Anybody can rap about shoving the gross national product of a Third World dictatorship into the G-strings of exotic dancers every night. But it takes a twisted genius to make a boozy strip-club cry of "Shit, I got money in all my pockets!" sound like a joyous affirmation of being alive, as the Ying Yang Twins do on U.S.A. Still United's "Wiggle Then Move." A victory lap following the runaway success of United State Of Atlanta and its ubiquitous single "Wait (The Whisper Song)," Still United assembles nearly 50 minutes of remixes, outtakes, and collaborations that, to paraphrase Selma Blair in A Dirty Shame, promote the art of dance as practiced in strip clubs throughout the South. On tracks like the insanely catchy "Git It," the Ying Yang Twins act as if the entire sex industry will crumble and every strip club will be transformed into a monastery unless it cranks out a never-ending supply of irresistible strip-club anthems. Superproducer Mr. Collipark serves up an inspired variation on his signature "intimate club music" throughout the disc, lacing the Twins with sex-saturated synthesizers, leeringly lascivious grooves, and infectiously sleazy red-light-district atmosphere. Still United should serve as the soundtrack to strip-club decadence for years to come, but guest Bubba Sparxxx adroitly nails the Twins' overriding philosophy when he coos "You ain't gotta sell sex, girl / It sells itself." On Still United, business is booming.

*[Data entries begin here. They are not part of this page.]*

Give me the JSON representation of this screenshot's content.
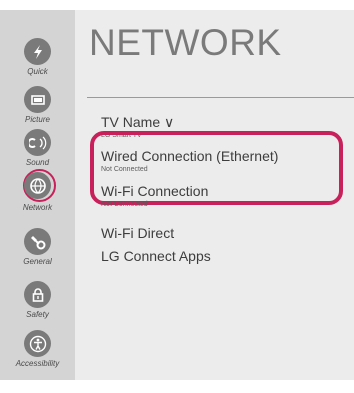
{
  "sidebar": {
    "items": [
      {
        "label": "Quick",
        "icon": "quick-icon"
      },
      {
        "label": "Picture",
        "icon": "picture-icon"
      },
      {
        "label": "Sound",
        "icon": "sound-icon"
      },
      {
        "label": "Network",
        "icon": "network-icon",
        "active": true
      },
      {
        "label": "General",
        "icon": "general-icon"
      },
      {
        "label": "Safety",
        "icon": "lock-icon"
      },
      {
        "label": "Accessibility",
        "icon": "accessibility-icon"
      }
    ]
  },
  "main": {
    "title": "NETWORK",
    "items": [
      {
        "label": "TV Name ∨",
        "sub": "LG Smart TV"
      },
      {
        "label": "Wired Connection (Ethernet)",
        "sub": "Not Connected"
      },
      {
        "label": "Wi-Fi Connection",
        "sub": "Not Connected"
      },
      {
        "label": "Wi-Fi Direct"
      },
      {
        "label": "LG Connect Apps"
      }
    ]
  },
  "colors": {
    "highlight": "#c8205a",
    "icon_circle": "#7a7a7a",
    "sidebar_bg": "#d4d4d4",
    "main_bg": "#ececec"
  }
}
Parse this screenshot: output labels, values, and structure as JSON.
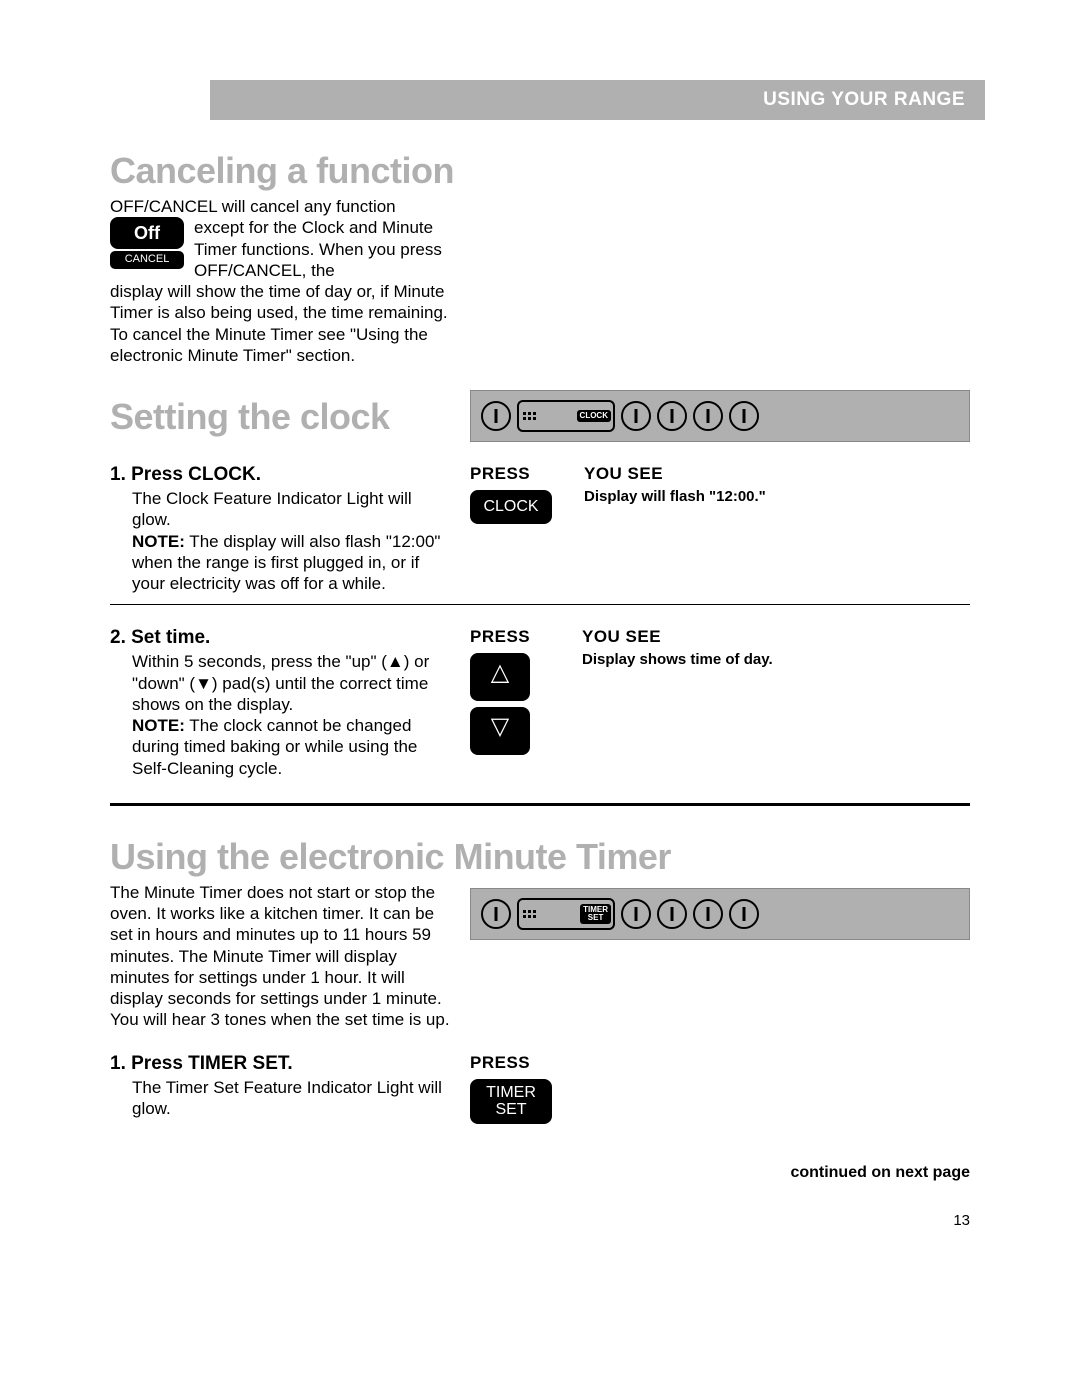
{
  "header": "USING YOUR RANGE",
  "cancel": {
    "heading": "Canceling a function",
    "intro": "OFF/CANCEL will cancel any function",
    "btn_off": "Off",
    "btn_cancel": "CANCEL",
    "wrap_text": "except for the Clock and Minute Timer functions. When you press OFF/CANCEL, the",
    "after": "display will show the time of day or, if Minute Timer is also being used, the time remaining. To cancel the Minute Timer see \"Using the electronic Minute Timer\" section."
  },
  "clock": {
    "heading": "Setting the clock",
    "panel_label": "CLOCK",
    "step1_title": "1. Press CLOCK.",
    "step1_desc": "The Clock Feature Indicator Light will glow.",
    "step1_note_label": "NOTE:",
    "step1_note": " The display will also flash \"12:00\" when the range is first plugged in, or if your electricity was off for a while.",
    "step1_press_head": "PRESS",
    "step1_yousee_head": "YOU SEE",
    "step1_yousee_text": "Display will flash \"12:00.\"",
    "step1_btn": "CLOCK",
    "step2_title": "2. Set time.",
    "step2_desc": "Within 5 seconds, press the \"up\" (▲) or \"down\" (▼) pad(s) until the correct time shows on the display.",
    "step2_note_label": "NOTE:",
    "step2_note": " The clock cannot be changed during timed baking or while using the Self-Cleaning cycle.",
    "step2_press_head": "PRESS",
    "step2_yousee_head": "YOU SEE",
    "step2_yousee_text": "Display shows time of day.",
    "step2_up": "△",
    "step2_down": "▽"
  },
  "timer": {
    "heading": "Using the electronic Minute Timer",
    "intro": "The Minute Timer does not start or stop the oven. It works like a kitchen timer. It can be set in hours and minutes up to 11 hours 59 minutes. The Minute Timer will display minutes for settings under 1 hour. It will display seconds for settings under 1 minute. You will hear 3 tones when the set time is up.",
    "panel_label_1": "TIMER",
    "panel_label_2": "SET",
    "step1_title": "1. Press TIMER SET.",
    "step1_desc": "The Timer Set Feature Indicator Light will glow.",
    "step1_press_head": "PRESS",
    "step1_btn_1": "TIMER",
    "step1_btn_2": "SET"
  },
  "continued": "continued on next page",
  "pagenum": "13"
}
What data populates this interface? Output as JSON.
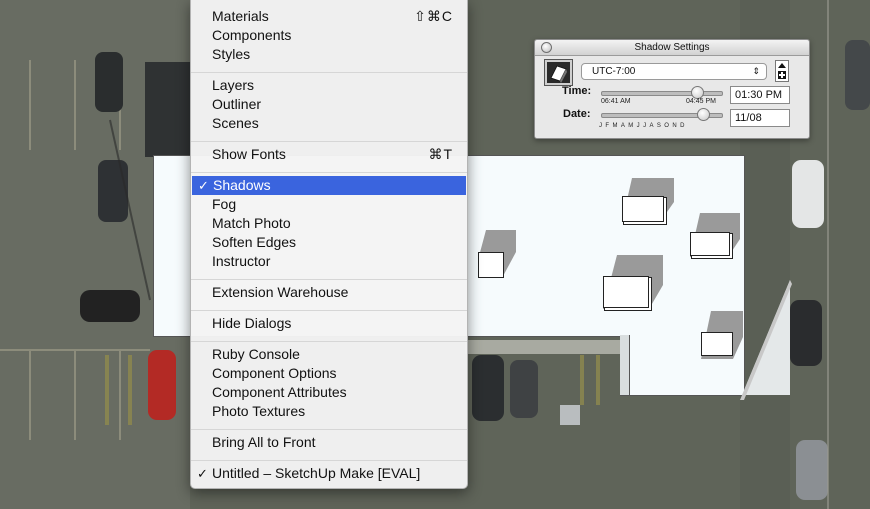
{
  "menu": {
    "groups": [
      [
        {
          "label": "Materials",
          "shortcut": "⇧⌘C"
        },
        {
          "label": "Components",
          "shortcut": ""
        },
        {
          "label": "Styles",
          "shortcut": ""
        }
      ],
      [
        {
          "label": "Layers",
          "shortcut": ""
        },
        {
          "label": "Outliner",
          "shortcut": ""
        },
        {
          "label": "Scenes",
          "shortcut": ""
        }
      ],
      [
        {
          "label": "Show Fonts",
          "shortcut": "⌘T"
        }
      ],
      [
        {
          "label": "Shadows",
          "shortcut": "",
          "checked": true,
          "highlighted": true
        },
        {
          "label": "Fog",
          "shortcut": ""
        },
        {
          "label": "Match Photo",
          "shortcut": ""
        },
        {
          "label": "Soften Edges",
          "shortcut": ""
        },
        {
          "label": "Instructor",
          "shortcut": ""
        }
      ],
      [
        {
          "label": "Extension Warehouse",
          "shortcut": ""
        }
      ],
      [
        {
          "label": "Hide Dialogs",
          "shortcut": ""
        }
      ],
      [
        {
          "label": "Ruby Console",
          "shortcut": ""
        },
        {
          "label": "Component Options",
          "shortcut": ""
        },
        {
          "label": "Component Attributes",
          "shortcut": ""
        },
        {
          "label": "Photo Textures",
          "shortcut": ""
        }
      ],
      [
        {
          "label": "Bring All to Front",
          "shortcut": ""
        }
      ],
      [
        {
          "label": "Untitled – SketchUp Make [EVAL]",
          "shortcut": "",
          "checked": true
        }
      ]
    ],
    "checkmark": "✓",
    "highlight_color": "#3a64de"
  },
  "palette": {
    "title": "Shadow Settings",
    "timezone": "UTC-7:00",
    "time_label": "Time:",
    "date_label": "Date:",
    "sunrise": "06:41 AM",
    "sunset": "04:45 PM",
    "time_value": "01:30 PM",
    "date_value": "11/08",
    "months": "JFMAMJJASOND",
    "time_slider_fraction": 0.8,
    "date_slider_fraction": 0.85,
    "icons": {
      "close": "close-icon",
      "toggle": "shadow-toggle-icon",
      "select_arrow": "updown-arrow-icon",
      "expand": "expand-icon"
    }
  },
  "colors": {
    "model_plane": "#f6fbfd",
    "shadow_gray": "#9a9a9a",
    "aerial_base": "#5f6459"
  }
}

Buzzed-about UK rapper Lady Sovereign was famously only 19 when Jay-Z signed her to Def Jam, but part of her appeal is that she sounds much, much younger. On Vertically Challenged, an eight-song EP featuring two different versions apiece of "A Little Bit of Shhh," "Random," and "Fiddle With The Volume," the chipmunk-voiced rapper exudes the giddy delight of a child making homemade radio shows on a clunky old tape recorder. Sovereign's beats are pure UK, grimy and busy, full of pummeling drums and sinister whines. But the manic playfulness of her delivery and wordplay recall Missy Elliott. Lady Sovereign oozes charisma, star power, and near-toxic levels of cheekiness. It remains to be seen whether that'll be enough to secure her Ying Yang Twins-level sales in the States, but judging from the almost imperial confidence with which she raps, it's apparent that she's already a towering icon in her own mind.